A metric known as the “journal impact factor” has become hugely important in international scientific publishing. But when it comes to measuring Arab research quality, the metric comes up lacking.
The impact factor attempts to measure the importance of refereed scientific journals in their research fields. A journal’s perceived importance increases with its impact factor.
For years, however, there was no way to measure the impact of journalsthat publish new research in Arabic. Given the lack of global interest in calculating Arab journals’ impact factors, new impact factors had to be created.
The History of the Impact Factor
Eugene Garfield’s Institute for Scientific Information introduced the first science citation index in the 1960s. Twenty years later, the institute began using the citation index to determine the journal impact factor (JIF). That criterion was then used to classify scientific journals, and direct researchers’ interest to publishing in the most highly ranked ones.
The online version of the index is part of a set of databases known as the “Web of Science”, which is now owned by the American analytics company Clarivate. It included more than 10,000 journals by the 1990s.
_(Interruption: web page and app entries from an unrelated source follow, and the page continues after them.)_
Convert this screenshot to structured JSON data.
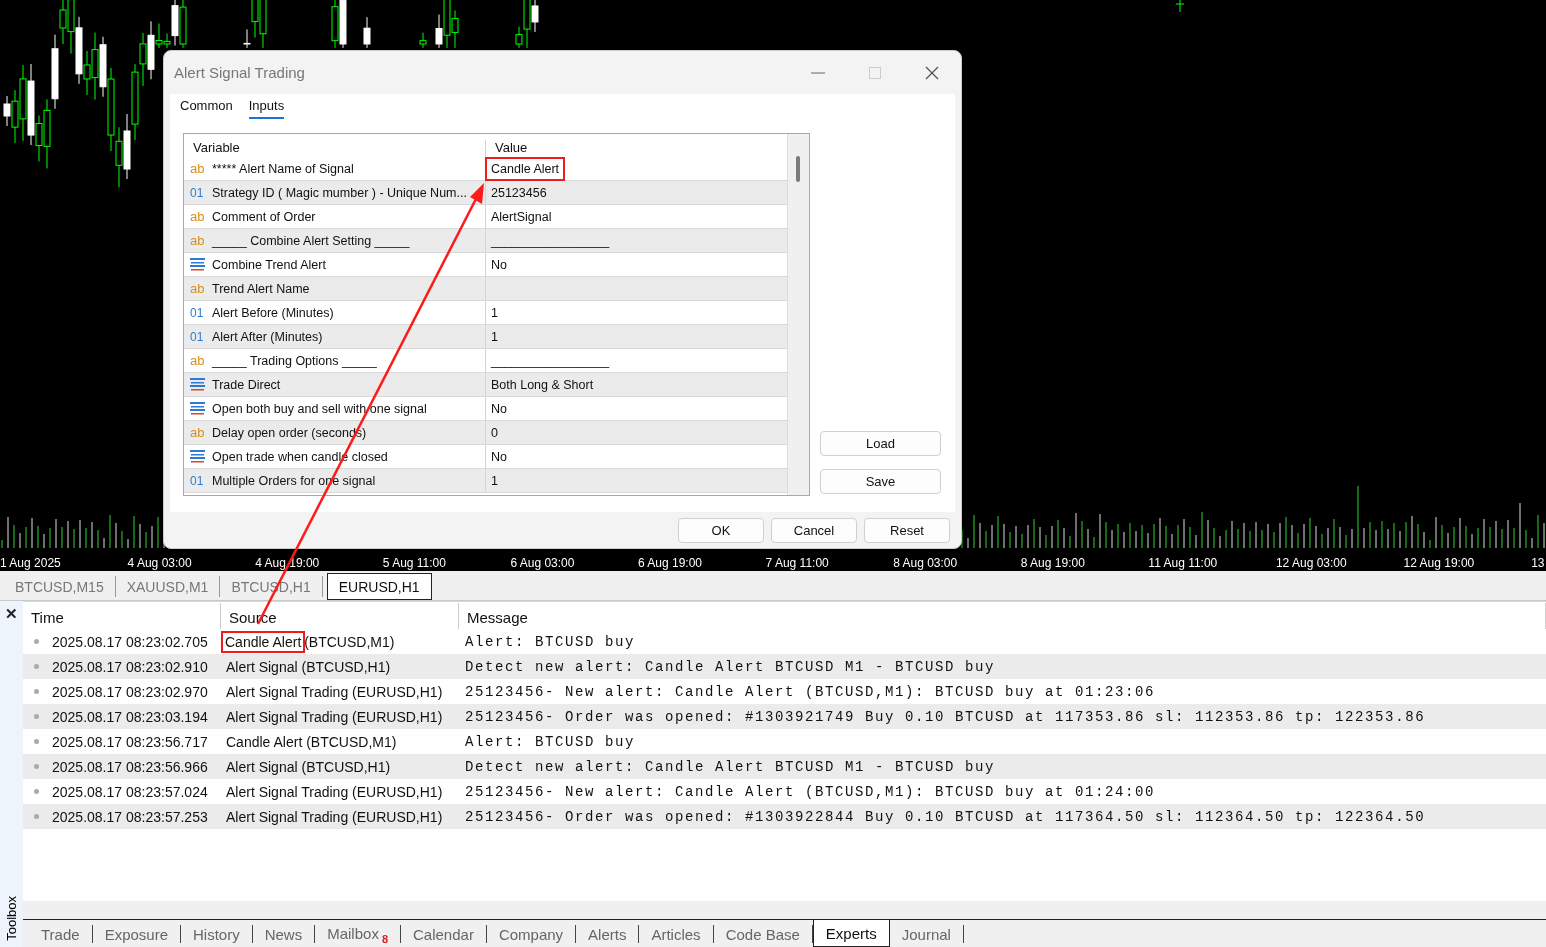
{
  "chart": {
    "x_labels": [
      "1 Aug 2025",
      "4 Aug 03:00",
      "4 Aug 19:00",
      "5 Aug 11:00",
      "6 Aug 03:00",
      "6 Aug 19:00",
      "7 Aug 11:00",
      "8 Aug 03:00",
      "8 Aug 19:00",
      "11 Aug 11:00",
      "12 Aug 03:00",
      "12 Aug 19:00",
      "13"
    ],
    "symbol_tabs": [
      {
        "label": "BTCUSD,M15",
        "selected": false
      },
      {
        "label": "XAUUSD,M1",
        "selected": false
      },
      {
        "label": "BTCUSD,H1",
        "selected": false
      },
      {
        "label": "EURUSD,H1",
        "selected": true
      }
    ]
  },
  "dialog": {
    "title": "Alert Signal Trading",
    "tabs": [
      {
        "label": "Common",
        "selected": false
      },
      {
        "label": "Inputs",
        "selected": true
      }
    ],
    "columns": [
      "Variable",
      "Value"
    ],
    "rows": [
      {
        "kind": "string",
        "icon": "ab",
        "variable": "***** Alert Name of Signal",
        "value": "Candle Alert",
        "highlighted": true
      },
      {
        "kind": "int",
        "icon": "01",
        "variable": "Strategy ID ( Magic mumber ) - Unique Num...",
        "value": "25123456",
        "highlighted": false
      },
      {
        "kind": "string",
        "icon": "ab",
        "variable": "Comment of Order",
        "value": "AlertSignal",
        "highlighted": false
      },
      {
        "kind": "string",
        "icon": "ab",
        "variable": "_____ Combine Alert Setting _____",
        "value": "_________________",
        "highlighted": false
      },
      {
        "kind": "enum",
        "variable": "Combine Trend Alert",
        "value": "No",
        "highlighted": false
      },
      {
        "kind": "string",
        "icon": "ab",
        "variable": "Trend Alert Name",
        "highlighted": false
      },
      {
        "kind": "int",
        "icon": "01",
        "variable": "Alert Before (Minutes)",
        "value": "1",
        "highlighted": false
      },
      {
        "kind": "int",
        "icon": "01",
        "variable": "Alert After (Minutes)",
        "value": "1",
        "highlighted": false
      },
      {
        "kind": "string",
        "icon": "ab",
        "variable": "_____ Trading Options _____",
        "value": "_________________",
        "highlighted": false
      },
      {
        "kind": "enum",
        "variable": "Trade Direct",
        "value": "Both Long & Short",
        "highlighted": false
      },
      {
        "kind": "enum",
        "variable": "Open both buy and sell with one signal",
        "value": "No",
        "highlighted": false
      },
      {
        "kind": "string",
        "icon": "ab",
        "variable": "Delay open order (seconds)",
        "value": "0",
        "highlighted": false
      },
      {
        "kind": "enum",
        "variable": "Open trade when candle closed",
        "value": "No",
        "highlighted": false
      },
      {
        "kind": "int",
        "icon": "01",
        "variable": "Multiple Orders for one signal",
        "value": "1",
        "highlighted": false
      }
    ],
    "side_buttons": [
      "Load",
      "Save"
    ],
    "buttons": [
      "OK",
      "Cancel",
      "Reset"
    ]
  },
  "toolbox": {
    "title": "Toolbox",
    "close": "✕",
    "columns": [
      "Time",
      "Source",
      "Message"
    ],
    "rows": [
      {
        "time": "2025.08.17 08:23:02.705",
        "source_name": "Candle Alert",
        "source_symbol": "(BTCUSD,M1)",
        "message": "Alert: BTCUSD buy",
        "highlighted": true
      },
      {
        "time": "2025.08.17 08:23:02.910",
        "source_name": "Alert Signal",
        "source_symbol": "(BTCUSD,H1)",
        "message": "Detect new alert: Candle Alert BTCUSD M1 - BTCUSD buy",
        "highlighted": false
      },
      {
        "time": "2025.08.17 08:23:02.970",
        "source_name": "Alert Signal Trading",
        "source_symbol": "(EURUSD,H1)",
        "message": "25123456- New alert: Candle Alert (BTCUSD,M1): BTCUSD buy at 01:23:06",
        "highlighted": false
      },
      {
        "time": "2025.08.17 08:23:03.194",
        "source_name": "Alert Signal Trading",
        "source_symbol": "(EURUSD,H1)",
        "message": "25123456- Order was opened: #1303921749 Buy 0.10 BTCUSD at 117353.86 sl: 112353.86 tp: 122353.86",
        "highlighted": false
      },
      {
        "time": "2025.08.17 08:23:56.717",
        "source_name": "Candle Alert",
        "source_symbol": "(BTCUSD,M1)",
        "message": "Alert: BTCUSD buy",
        "highlighted": false
      },
      {
        "time": "2025.08.17 08:23:56.966",
        "source_name": "Alert Signal",
        "source_symbol": "(BTCUSD,H1)",
        "message": "Detect new alert: Candle Alert BTCUSD M1 - BTCUSD buy",
        "highlighted": false
      },
      {
        "time": "2025.08.17 08:23:57.024",
        "source_name": "Alert Signal Trading",
        "source_symbol": "(EURUSD,H1)",
        "message": "25123456- New alert: Candle Alert (BTCUSD,M1): BTCUSD buy at 01:24:00",
        "highlighted": false
      },
      {
        "time": "2025.08.17 08:23:57.253",
        "source_name": "Alert Signal Trading",
        "source_symbol": "(EURUSD,H1)",
        "message": "25123456- Order was opened: #1303922844 Buy 0.10 BTCUSD at 117364.50 sl: 112364.50 tp: 122364.50",
        "highlighted": false
      }
    ],
    "tabs": [
      {
        "label": "Trade",
        "selected": false
      },
      {
        "label": "Exposure",
        "selected": false
      },
      {
        "label": "History",
        "selected": false
      },
      {
        "label": "News",
        "selected": false
      },
      {
        "label": "Mailbox",
        "badge": "8",
        "selected": false
      },
      {
        "label": "Calendar",
        "selected": false
      },
      {
        "label": "Company",
        "selected": false
      },
      {
        "label": "Alerts",
        "selected": false
      },
      {
        "label": "Articles",
        "selected": false
      },
      {
        "label": "Code Base",
        "selected": false
      },
      {
        "label": "Experts",
        "selected": true
      },
      {
        "label": "Journal",
        "selected": false
      }
    ]
  },
  "annotation_arrow": true
}
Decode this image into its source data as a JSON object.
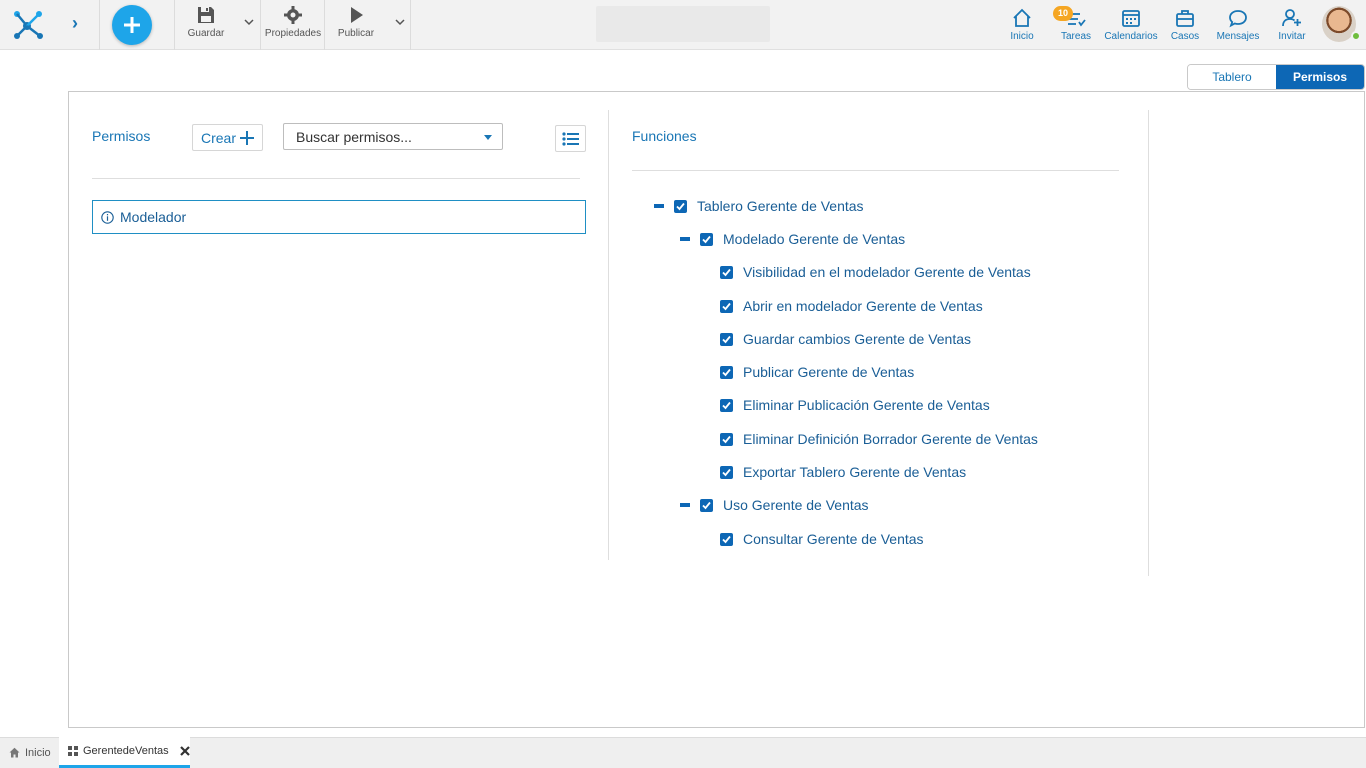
{
  "toolbar": {
    "save_label": "Guardar",
    "properties_label": "Propiedades",
    "publish_label": "Publicar"
  },
  "nav": {
    "home_label": "Inicio",
    "tasks_label": "Tareas",
    "tasks_badge": "10",
    "calendars_label": "Calendarios",
    "cases_label": "Casos",
    "messages_label": "Mensajes",
    "invite_label": "Invitar"
  },
  "view_tabs": {
    "dashboard_label": "Tablero",
    "permissions_label": "Permisos"
  },
  "permissions": {
    "title": "Permisos",
    "create_label": "Crear",
    "search_placeholder": "Buscar permisos...",
    "items": [
      "Modelador"
    ]
  },
  "functions": {
    "title": "Funciones",
    "tree": [
      {
        "label": "Tablero Gerente de Ventas",
        "level": 0,
        "checked": true,
        "collapsible": true
      },
      {
        "label": "Modelado Gerente de Ventas",
        "level": 1,
        "checked": true,
        "collapsible": true
      },
      {
        "label": "Visibilidad en el modelador Gerente de Ventas",
        "level": 2,
        "checked": true
      },
      {
        "label": "Abrir en modelador Gerente de Ventas",
        "level": 2,
        "checked": true
      },
      {
        "label": "Guardar cambios Gerente de Ventas",
        "level": 2,
        "checked": true
      },
      {
        "label": "Publicar Gerente de Ventas",
        "level": 2,
        "checked": true
      },
      {
        "label": "Eliminar Publicación Gerente de Ventas",
        "level": 2,
        "checked": true
      },
      {
        "label": "Eliminar Definición Borrador Gerente de Ventas",
        "level": 2,
        "checked": true
      },
      {
        "label": "Exportar Tablero Gerente de Ventas",
        "level": 2,
        "checked": true
      },
      {
        "label": "Uso Gerente de Ventas",
        "level": 1,
        "checked": true,
        "collapsible": true
      },
      {
        "label": "Consultar Gerente de Ventas",
        "level": 2,
        "checked": true
      }
    ]
  },
  "bottom_tabs": {
    "home_label": "Inicio",
    "current_label": "GerentedeVentas"
  },
  "colors": {
    "accent": "#0d67b5",
    "brand_light": "#1ea5e9",
    "badge": "#f5a623"
  }
}
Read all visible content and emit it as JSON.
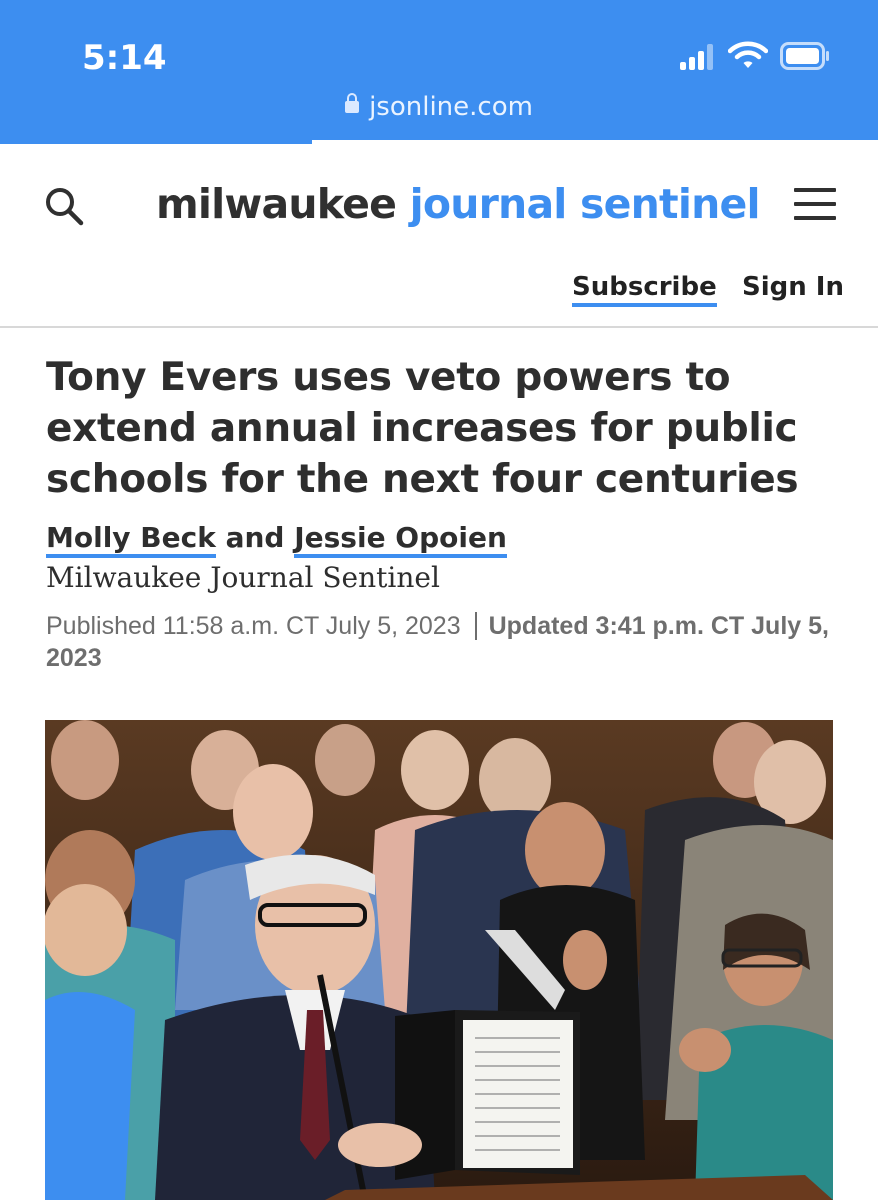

This effort was followed by a number of other databases. They include Elsevier’s Scopus index, which by 2004 included more than 15,000 journals, and Google Scholar, which seeks to provide an index of information on every scholarly publication.